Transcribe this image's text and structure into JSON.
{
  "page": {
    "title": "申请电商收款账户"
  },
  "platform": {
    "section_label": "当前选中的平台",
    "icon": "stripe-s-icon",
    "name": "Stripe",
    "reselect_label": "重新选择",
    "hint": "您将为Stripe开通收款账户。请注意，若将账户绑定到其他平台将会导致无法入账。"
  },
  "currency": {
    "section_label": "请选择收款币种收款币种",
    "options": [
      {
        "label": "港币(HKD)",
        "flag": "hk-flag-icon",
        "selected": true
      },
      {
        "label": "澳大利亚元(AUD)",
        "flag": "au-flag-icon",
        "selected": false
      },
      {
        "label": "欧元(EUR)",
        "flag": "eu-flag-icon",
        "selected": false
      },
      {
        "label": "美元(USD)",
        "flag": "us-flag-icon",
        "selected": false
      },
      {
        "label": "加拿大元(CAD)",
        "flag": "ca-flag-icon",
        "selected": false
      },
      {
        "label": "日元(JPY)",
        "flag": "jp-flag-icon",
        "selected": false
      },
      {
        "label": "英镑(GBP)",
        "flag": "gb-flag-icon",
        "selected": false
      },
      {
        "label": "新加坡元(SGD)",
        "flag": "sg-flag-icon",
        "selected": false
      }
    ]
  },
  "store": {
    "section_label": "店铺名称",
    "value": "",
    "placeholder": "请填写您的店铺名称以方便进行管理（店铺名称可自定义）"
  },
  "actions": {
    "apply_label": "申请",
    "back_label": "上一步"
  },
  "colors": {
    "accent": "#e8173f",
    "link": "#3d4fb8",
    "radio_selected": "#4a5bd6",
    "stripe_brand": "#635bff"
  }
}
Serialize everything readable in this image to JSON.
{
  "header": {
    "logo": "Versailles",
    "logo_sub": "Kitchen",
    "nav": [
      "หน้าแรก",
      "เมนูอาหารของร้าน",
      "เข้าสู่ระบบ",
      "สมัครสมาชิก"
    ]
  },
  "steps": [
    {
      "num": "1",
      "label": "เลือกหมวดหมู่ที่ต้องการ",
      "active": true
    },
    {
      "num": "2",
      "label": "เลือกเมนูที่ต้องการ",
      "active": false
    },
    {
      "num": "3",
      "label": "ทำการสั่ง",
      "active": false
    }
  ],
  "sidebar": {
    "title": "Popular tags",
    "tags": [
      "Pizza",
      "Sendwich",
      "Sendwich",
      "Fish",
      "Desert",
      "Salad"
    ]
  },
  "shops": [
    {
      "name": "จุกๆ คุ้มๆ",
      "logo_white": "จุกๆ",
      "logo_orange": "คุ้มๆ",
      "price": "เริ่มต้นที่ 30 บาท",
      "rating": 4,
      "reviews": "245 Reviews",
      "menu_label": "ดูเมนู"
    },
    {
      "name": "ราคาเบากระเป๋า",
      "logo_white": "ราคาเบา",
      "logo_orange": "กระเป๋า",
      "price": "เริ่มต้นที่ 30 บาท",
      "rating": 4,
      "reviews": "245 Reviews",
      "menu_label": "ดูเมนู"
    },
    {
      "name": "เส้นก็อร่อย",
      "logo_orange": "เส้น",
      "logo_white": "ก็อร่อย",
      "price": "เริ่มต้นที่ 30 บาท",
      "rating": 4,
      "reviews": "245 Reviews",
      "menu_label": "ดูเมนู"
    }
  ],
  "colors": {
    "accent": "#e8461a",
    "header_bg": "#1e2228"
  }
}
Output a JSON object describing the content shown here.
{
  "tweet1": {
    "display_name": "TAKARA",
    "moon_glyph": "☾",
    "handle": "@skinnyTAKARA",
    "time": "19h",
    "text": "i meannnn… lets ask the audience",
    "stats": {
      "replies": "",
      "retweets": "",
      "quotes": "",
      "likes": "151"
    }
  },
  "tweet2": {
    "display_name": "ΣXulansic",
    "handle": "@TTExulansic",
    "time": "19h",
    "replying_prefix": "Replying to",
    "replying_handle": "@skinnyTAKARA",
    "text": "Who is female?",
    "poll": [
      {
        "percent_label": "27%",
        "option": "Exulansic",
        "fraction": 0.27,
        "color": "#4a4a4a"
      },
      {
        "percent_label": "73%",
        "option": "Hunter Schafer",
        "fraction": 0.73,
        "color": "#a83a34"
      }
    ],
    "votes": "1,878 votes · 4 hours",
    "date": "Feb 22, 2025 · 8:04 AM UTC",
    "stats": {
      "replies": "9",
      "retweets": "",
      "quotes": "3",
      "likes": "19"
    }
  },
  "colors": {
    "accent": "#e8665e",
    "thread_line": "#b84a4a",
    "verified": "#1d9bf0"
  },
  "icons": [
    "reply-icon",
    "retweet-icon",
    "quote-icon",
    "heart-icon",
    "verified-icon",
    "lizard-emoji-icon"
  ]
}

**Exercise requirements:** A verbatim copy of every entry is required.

**Answer for this exercise:**
Transcribe this image's text and structure into JSON.
{
  "page": {
    "title": "申请电商收款账户"
  },
  "platform": {
    "section_label": "当前选中的平台",
    "icon": "stripe-s-icon",
    "name": "Stripe",
    "reselect_label": "重新选择",
    "hint": "您将为Stripe开通收款账户。请注意，若将账户绑定到其他平台将会导致无法入账。"
  },
  "currency": {
    "section_label": "请选择收款币种收款币种",
    "options": [
      {
        "label": "港币(HKD)",
        "flag": "hk-flag-icon",
        "selected": true
      },
      {
        "label": "澳大利亚元(AUD)",
        "flag": "au-flag-icon",
        "selected": false
      },
      {
        "label": "欧元(EUR)",
        "flag": "eu-flag-icon",
        "selected": false
      },
      {
        "label": "美元(USD)",
        "flag": "us-flag-icon",
        "selected": false
      },
      {
        "label": "加拿大元(CAD)",
        "flag": "ca-flag-icon",
        "selected": false
      },
      {
        "label": "日元(JPY)",
        "flag": "jp-flag-icon",
        "selected": false
      },
      {
        "label": "英镑(GBP)",
        "flag": "gb-flag-icon",
        "selected": false
      },
      {
        "label": "新加坡元(SGD)",
        "flag": "sg-flag-icon",
        "selected": false
      }
    ]
  },
  "store": {
    "section_label": "店铺名称",
    "value": "",
    "placeholder": "请填写您的店铺名称以方便进行管理（店铺名称可自定义）"
  },
  "actions": {
    "apply_label": "申请",
    "back_label": "上一步"
  },
  "colors": {
    "accent": "#e8173f",
    "link": "#3d4fb8",
    "radio_selected": "#4a5bd6",
    "stripe_brand": "#635bff"
  }
}
Serialize everything readable in this image to JSON.
{
  "header": {
    "logo": "Versailles",
    "logo_sub": "Kitchen",
    "nav": [
      "หน้าแรก",
      "เมนูอาหารของร้าน",
      "เข้าสู่ระบบ",
      "สมัครสมาชิก"
    ]
  },
  "steps": [
    {
      "num": "1",
      "label": "เลือกหมวดหมู่ที่ต้องการ",
      "active": true
    },
    {
      "num": "2",
      "label": "เลือกเมนูที่ต้องการ",
      "active": false
    },
    {
      "num": "3",
      "label": "ทำการสั่ง",
      "active": false
    }
  ],
  "sidebar": {
    "title": "Popular tags",
    "tags": [
      "Pizza",
      "Sendwich",
      "Sendwich",
      "Fish",
      "Desert",
      "Salad"
    ]
  },
  "shops": [
    {
      "name": "จุกๆ คุ้มๆ",
      "logo_white": "จุกๆ",
      "logo_orange": "คุ้มๆ",
      "price": "เริ่มต้นที่ 30 บาท",
      "rating": 4,
      "reviews": "245 Reviews",
      "menu_label": "ดูเมนู"
    },
    {
      "name": "ราคาเบากระเป๋า",
      "logo_white": "ราคาเบา",
      "logo_orange": "กระเป๋า",
      "price": "เริ่มต้นที่ 30 บาท",
      "rating": 4,
      "reviews": "245 Reviews",
      "menu_label": "ดูเมนู"
    },
    {
      "name": "เส้นก็อร่อย",
      "logo_orange": "เส้น",
      "logo_white": "ก็อร่อย",
      "price": "เริ่มต้นที่ 30 บาท",
      "rating": 4,
      "reviews": "245 Reviews",
      "menu_label": "ดูเมนู"
    }
  ],
  "colors": {
    "accent": "#e8461a",
    "header_bg": "#1e2228"
  }
}
Output a JSON object describing the content shown here.
{
  "tweet1": {
    "display_name": "TAKARA",
    "moon_glyph": "☾",
    "handle": "@skinnyTAKARA",
    "time": "19h",
    "text": "i meannnn… lets ask the audience",
    "stats": {
      "replies": "",
      "retweets": "",
      "quotes": "",
      "likes": "151"
    }
  },
  "tweet2": {
    "display_name": "ΣXulansic",
    "handle": "@TTExulansic",
    "time": "19h",
    "replying_prefix": "Replying to",
    "replying_handle": "@skinnyTAKARA",
    "text": "Who is female?",
    "poll": [
      {
        "percent_label": "27%",
        "option": "Exulansic",
        "fraction": 0.27,
        "color": "#4a4a4a"
      },
      {
        "percent_label": "73%",
        "option": "Hunter Schafer",
        "fraction": 0.73,
        "color": "#a83a34"
      }
    ],
    "votes": "1,878 votes · 4 hours",
    "date": "Feb 22, 2025 · 8:04 AM UTC",
    "stats": {
      "replies": "9",
      "retweets": "",
      "quotes": "3",
      "likes": "19"
    }
  },
  "colors": {
    "accent": "#e8665e",
    "thread_line": "#b84a4a",
    "verified": "#1d9bf0"
  },
  "icons": [
    "reply-icon",
    "retweet-icon",
    "quote-icon",
    "heart-icon",
    "verified-icon",
    "lizard-emoji-icon"
  ]
}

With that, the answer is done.